are using the data that everyone else uses. If you want some web pages you use
the full copy of the web. If you want some linked data you use the full link
graph.

Update: Richard Cyganiak correctly points out that Norvig said “link data” not “linked data”. :-) At least we won’t have to ask Google if they are using SPARQL and RDF now …


a middle way for linked data at the bbc

I got the chance to attend the 2nd London Linked Data Meetup that was co-located with dev8d last week, which turned out to be a whole lot of fun. I figured if I waited long enough other people would save me from having to write a good summary/discussion of the event…and they have: thanks Pete Johnston, Ben Summers, Sheila Macneill, Martin Belam and Frankie Roberto.

The main thing that I took away is how much good work the BBC is doing in this space. Given the recent news of cuts at the BBC, it seems like a good time to say publicly how important some of the work they are doing is to the web technology sector. As part of the Meetup Tom Scott gave a presentation on how the BBC are using Linked Data to integrate distinct web properties in the BBC enterprise, like their Programmes and the Wildlife Finder web sites.

The basic idea is that they categorize (dare I say catalog?) television and radio content using wikipedia/dbpedia as a controlled vocabulary. Just doing this relatively simple thing means that they can create another site like the Wildlife Finder that provides a topical guide to the natural world (and also happens to use wikipedia/dbpedia as a controlled vocabulary), that then links to their audio and video content. Since the two sites share a common topic vocabulary, they are able to automatically create links from the topic guides to all the radio and television content that are on a particular topic.

For a practical example take a look consider this page for the Great Basin Bristlecone Pine:

If you scroll down on the page you’ll see a link to a video clip from David Attenborough’s documentary Life on the Programmes portion of the website. Now take a step back and consider how these are two separate applications in the BBC enterprise that are able to build a rich network of links between each other.

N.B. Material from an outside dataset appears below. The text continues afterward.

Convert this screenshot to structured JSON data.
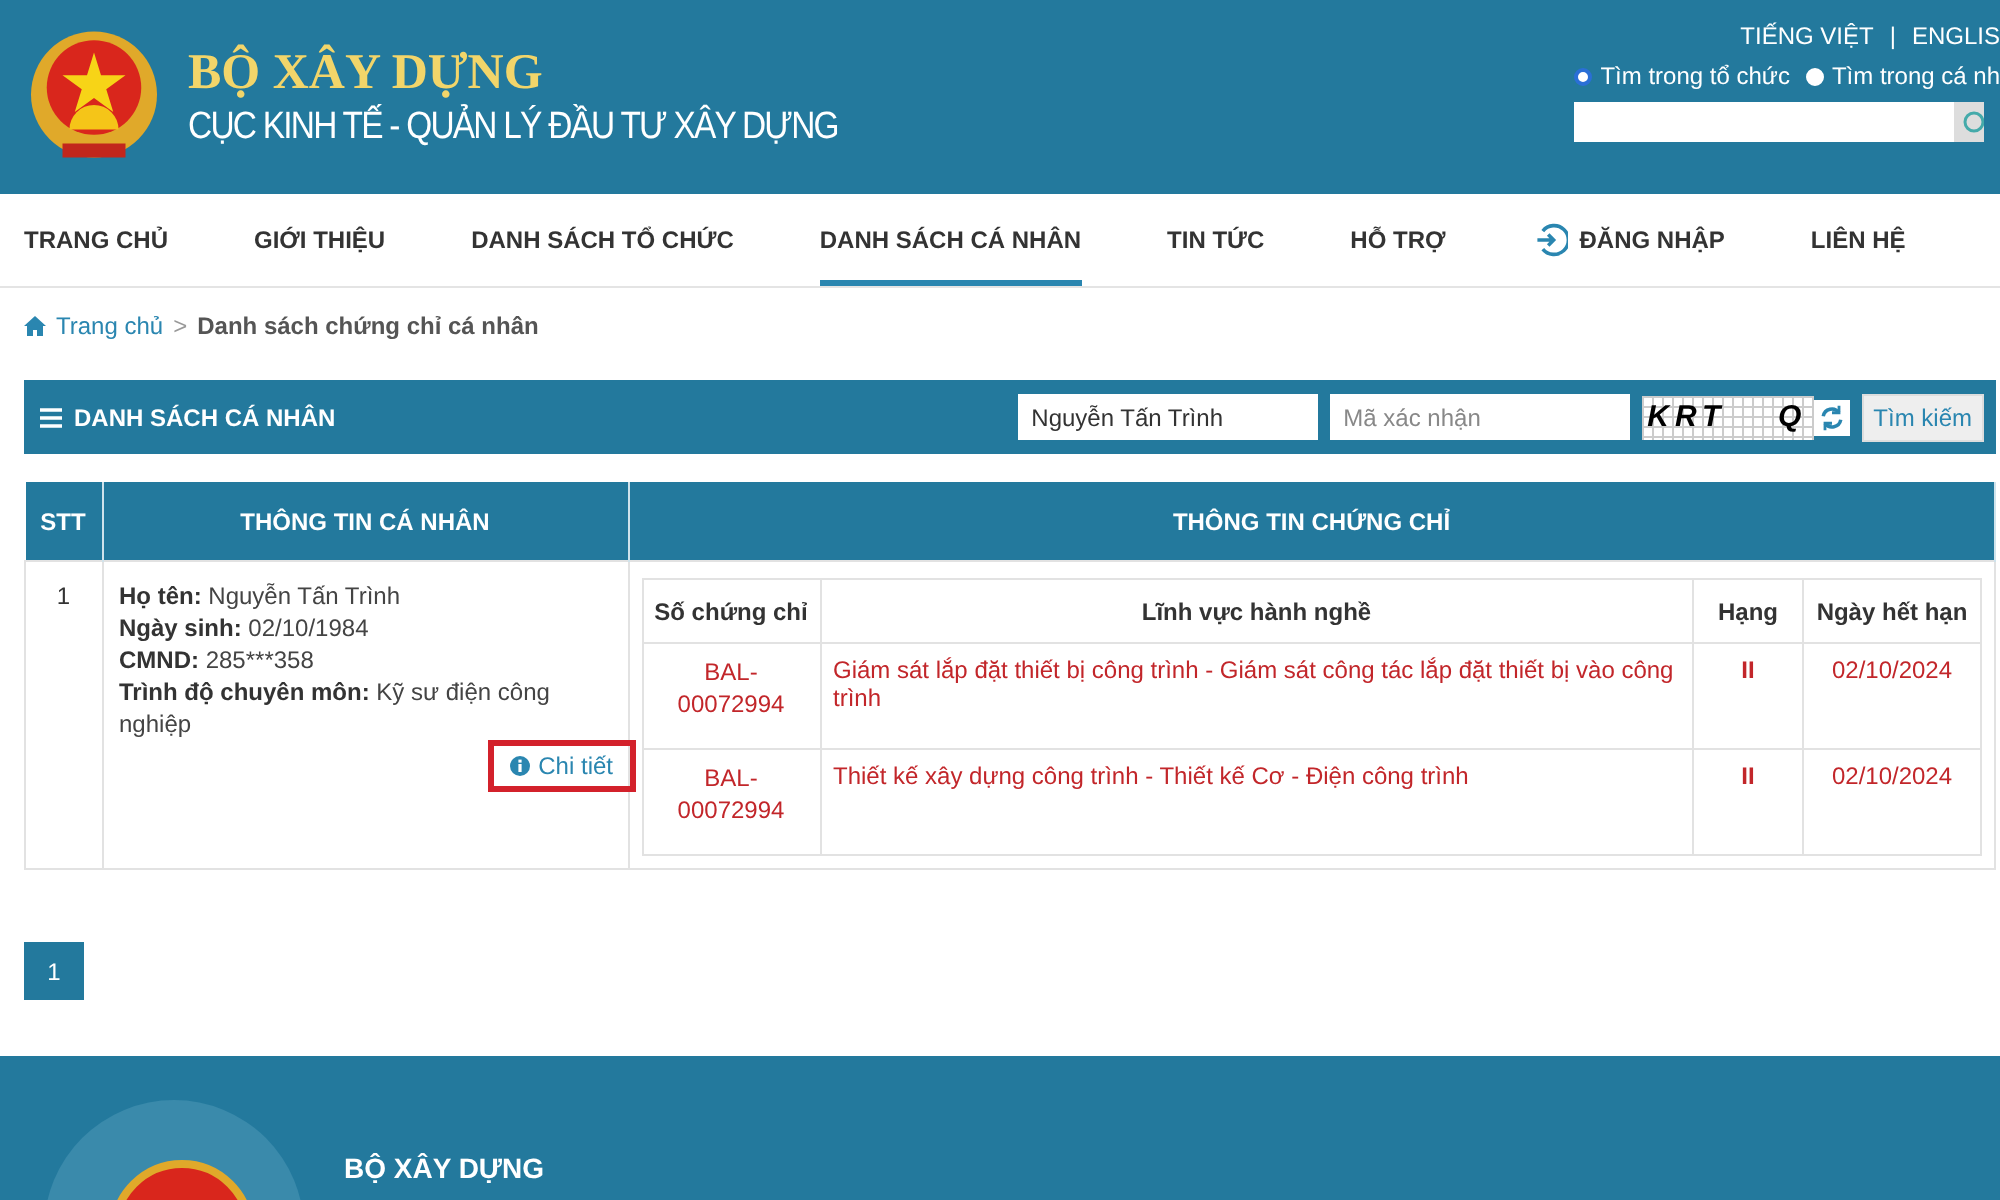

It’s the shared controlled vocabulary (in this case dbpedia derived from wikipedia) which allows them to do this.

If you take a peak in the html you’ll see the resource has an alternate RDF version:

<link rel="alternate" type="application/rdf+xml" href="/nature/species/Pinus_longaeva.rdf" />

The Resource Description Framework (RDF) is really just the best data model we have for describing stuff that’s on the Web, and the type of links between resources that are on (and off) the Web. Personally, I prefer to look at RDF as Turtle which is pretty easily done with Dave Beckett’s handy rapper utility (aptitude install raptor-utils if you are following from home).

rapper -o turtle http://www.bbc.co.uk/nature/species/Pinus_longaeva

The key bits of the RDF are the description of the Great Basin bristlecone pine:

<http://www.bbc.co.uk/nature/species/Pinus_longaeva> rdfs:seeAlso <http://www.bbc.co.uk/nature/species> ; foaf:primaryTopic <http://www.bbc.co.uk/nature/species/Pinus_longaeva#species> .